What were you doing in college? Most answers to this question would look pretty similar: going to class, spending some time in the library and hitting up a few parties here and there.
But if you’re Krishna Gupta (below), your undergraduate experience was centered around one thing — founding a venture capital firm out of your MIT dorm room.
Prior to founding Romulus, Gupta spent time at McKinsey & Company and JPMorgan, executing billion-dollar deals in technology, media and telecom. He also spent time conducting physical chemistry research at the University of Chicago and the Weizmann Institute in Israel, produced a film on ancient history in England.
While Gupta was pursuing dual degrees in materials science and engineering and management science at MIT, he knew he wanted to start a business. Eventually, Romulus Capital would grow into a successful early-stage venture capital firm with over $150 million in assets and a portfolio of companies like Ginger.io, Placester, Humanyze and Cohealo.
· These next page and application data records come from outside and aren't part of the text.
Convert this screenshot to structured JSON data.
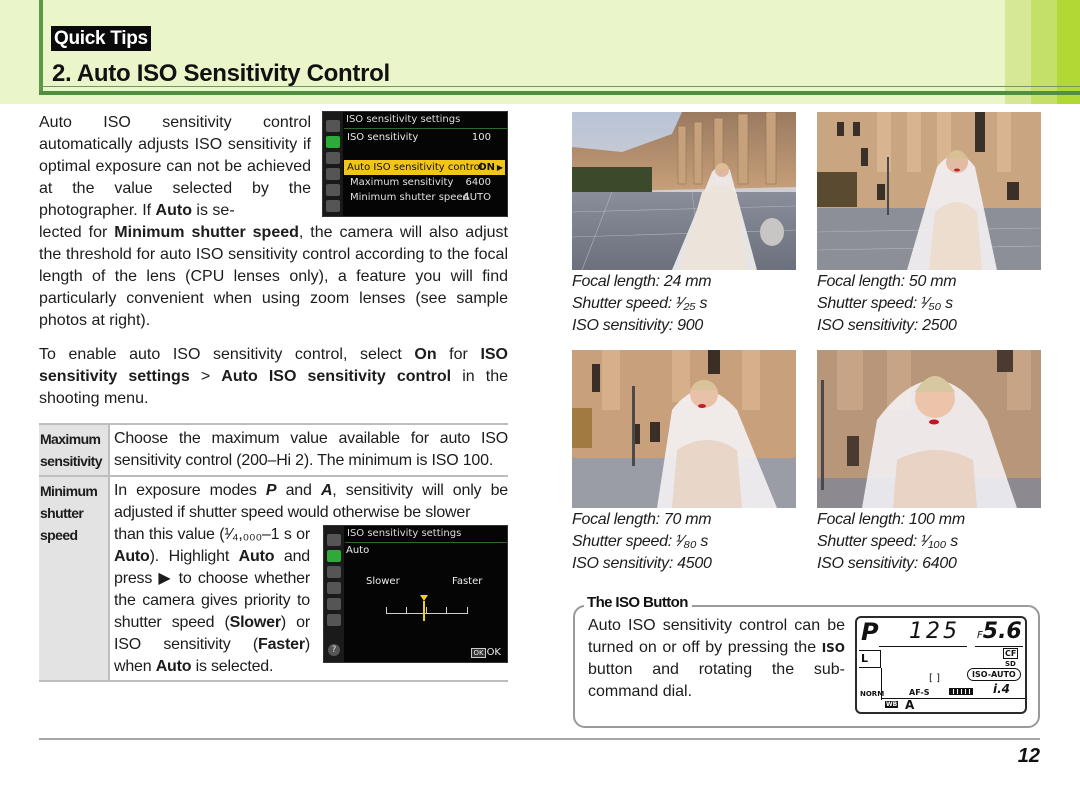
{
  "header": {
    "section_badge": "Quick Tips",
    "title": "2. Auto ISO Sensitivity Control",
    "colors": {
      "band": "#ebf5ca",
      "rule": "#4f8f3d",
      "accent": "#b2d835"
    }
  },
  "intro": {
    "p1_part1": "Auto ISO sensitivity control automatically adjusts ISO sensitivity if optimal exposure can not be achieved at the value selected by the photographer. If ",
    "p1_bold1": "Auto",
    "p1_part2": " is se-",
    "p1_cont1": "lected for ",
    "p1_bold2": "Minimum shutter speed",
    "p1_cont2": ", the camera will also adjust the threshold for auto ISO sensitivity control according to the focal length of the lens (CPU lenses only), a feature you will find particularly convenient when using zoom lenses (see sample photos at right).",
    "p2_part1": "To enable auto ISO sensitivity control, select ",
    "p2_bold1": "On",
    "p2_part2": " for ",
    "p2_bold2": "ISO sensitivity settings",
    "p2_part3": " > ",
    "p2_bold3": "Auto ISO sensitivity control",
    "p2_part4": " in the shooting menu."
  },
  "camera_menu_1": {
    "title": "ISO sensitivity settings",
    "rows": [
      {
        "label": "ISO sensitivity",
        "value": "100"
      },
      {
        "label": "Auto ISO sensitivity control",
        "value": "ON",
        "highlighted": true
      },
      {
        "label": "Maximum sensitivity",
        "value": "6400"
      },
      {
        "label": "Minimum shutter speed",
        "value": "AUTO"
      }
    ],
    "colors": {
      "highlight": "#f2c619",
      "active_tab": "#2eaa3a"
    }
  },
  "camera_menu_2": {
    "title": "ISO sensitivity settings",
    "mode": "Auto",
    "slower_label": "Slower",
    "faster_label": "Faster",
    "slider_position": 0.5,
    "help_label": "?",
    "ok_box": "OK",
    "ok_label": "OK"
  },
  "table": {
    "rows": [
      {
        "header": "Maximum sensitivity",
        "text": "Choose the maximum value available for auto ISO sensitivity control (200–Hi 2). The minimum is ISO 100."
      },
      {
        "header": "Minimum shutter speed",
        "text_part1": "In exposure modes ",
        "mode_p": "P",
        "text_part2": " and ",
        "mode_a": "A",
        "text_part3": ", sensitivity will only be adjusted if shutter speed would otherwise be slower",
        "text_part4": "than this value (¹⁄₄,₀₀₀–1 s or ",
        "bold_auto1": "Auto",
        "text_part5": "). Highlight ",
        "bold_auto2": "Auto",
        "text_part6": " and press ▶ to choose whether the camera gives priority to shutter speed (",
        "bold_slower": "Slower",
        "text_part7": ") or ISO sensitivity (",
        "bold_faster": "Faster",
        "text_part8": ") when ",
        "bold_auto3": "Auto",
        "text_part9": " is selected."
      }
    ]
  },
  "samples": [
    {
      "focal": "Focal length: 24 mm",
      "shutter": "Shutter speed: ¹⁄₂₅ s",
      "iso": "ISO sensitivity: 900"
    },
    {
      "focal": "Focal length: 50 mm",
      "shutter": "Shutter speed: ¹⁄₅₀ s",
      "iso": "ISO sensitivity: 2500"
    },
    {
      "focal": "Focal length: 70 mm",
      "shutter": "Shutter speed: ¹⁄₈₀ s",
      "iso": "ISO sensitivity: 4500"
    },
    {
      "focal": "Focal length: 100 mm",
      "shutter": "Shutter speed: ¹⁄₁₀₀ s",
      "iso": "ISO sensitivity: 6400"
    }
  ],
  "iso_button_box": {
    "title": "The ISO Button",
    "text_part1": "Auto ISO sensitivity control can be turned on or off by pressing the ",
    "iso_label": "ISO",
    "text_part2": " button and rotating the sub-command dial."
  },
  "lcd": {
    "mode": "P",
    "shutter": "125",
    "aperture_prefix": "F",
    "aperture": "5.6",
    "quality": "L",
    "norm": "NORM",
    "card": "CF",
    "sd": "SD",
    "af_area": "[ ]",
    "iso_auto": "ISO-AUTO",
    "af_mode": "AF-S",
    "remaining": "i.4",
    "wb_label": "WB",
    "wb_value": "A"
  },
  "footer": {
    "page_number": "12"
  }
}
Why Romulus Capital? We caught up with the founder and general partner to find out.
Why did you start Romulus Capital?
I was an undergrad at MIT and I came there to start a company. My friends and I were coming up with ideas but we found that there was no one there to really help build these companies. We felt like MIT companies were underperforming. We have the best human capital in the world but if you look at the successful ones they often don’t become really, really big, they just kind of settle. So I found myself helping some of my friends build their companies and thought, ‘I see a problem. Why don’t I solve this and turn it into a business?’ Angel investors and venture capitalists didn’t have a middle layer. It took me one and a half years to fundraise, which I did out of my MIT dorm room.
What kind of startups do you back?
We like companies that end up being B2B vertical software plays or fairly high technology plays. We’ve backed several out of the MIT Media Lab that used AI and machine learning to solve a variety of problems. We’ve also worked with companies like Placester, which has become the leading software provider to the real estate industry. We also work with E La Carte, a leading provider of analytics for restaurant industry. We’re all about building companies where we get really involved, roll up our sleeves and work with the entrepreneur.
In seed stage, B2C is like roulette; it’s gambling. You’re betting on a team and hope they figure out how to get traction and even great teams sometimes never get consumer traction. We got phenomenally lucky with Class Pass, a B2C company based in New York but we found we can add more value to B2B guys.
What’s the story behind the name ‘Romulus Capital?’
I’ve always been a big fan of the classics of the Roman empire in particular. I appreciate entities that can stand the test of time and the Roman empire continues to impact us today. I thought if I’m going to make an impact on these companies, Romulus, the founder of Rome, made a great name.
How have your varied experiences affected you as an investor?
To be a successful businessman or investor, the more experience and the more things you touch and learn, the better off you’ll be because it will all feed into how you see the world. I’ve done a lot of math in my days and I have a big perspective on history and art and that all comes together. I’ve been to many countries in the past few years and it all plays into how you build something that is great and lasting.
We all think this is the golden age of startups but big and great things have been built for thousands of years so it is good to have varied perspectives on how to build things. I have a deep conviction about being a nonconformist. I don’t care what anyone says or thinks if I have a deep conviction. I’ve seen so much in a short period of time and I’m always looking to learn more; that’s the great thing about being in Boston.
What do you look for before investing in a company?
I look for a team with founders who also want to build something really big and lasting. The second thing I look for is market size. A lot of companies are constrained by their market if it’s only so big. Placester, for example, sees a massive market ahead of it, which is the real estate industry. We’re closing a deal in the agriculture space right now, which is a very global market. The third thing I look for is whether the company has a sustainable competitive advantage. Even if it is the first horse, there’s no guarantee that someone else won’t come out of the woodwork and have raised twice or thrice as much as you so what is it about your horse, what spots does it have that allows it to continue to run faster. It could be as simple as having a better team or a special set of customer relationships or something very deep about the technology.
How has being located in Boston affected you as an investor?
I think what I love about Boston is this mix of entrepreneurial and intellectual culture, which you really don’t get anywhere else. The Bay Area is more entrepreneurial and here, entrepreneurs are a little more rational but not any less aspirational. There’s a great talent pool here, which is not a new theme. But now the question is, how do we keep the talent here versus letting it go out west?
Photos via social media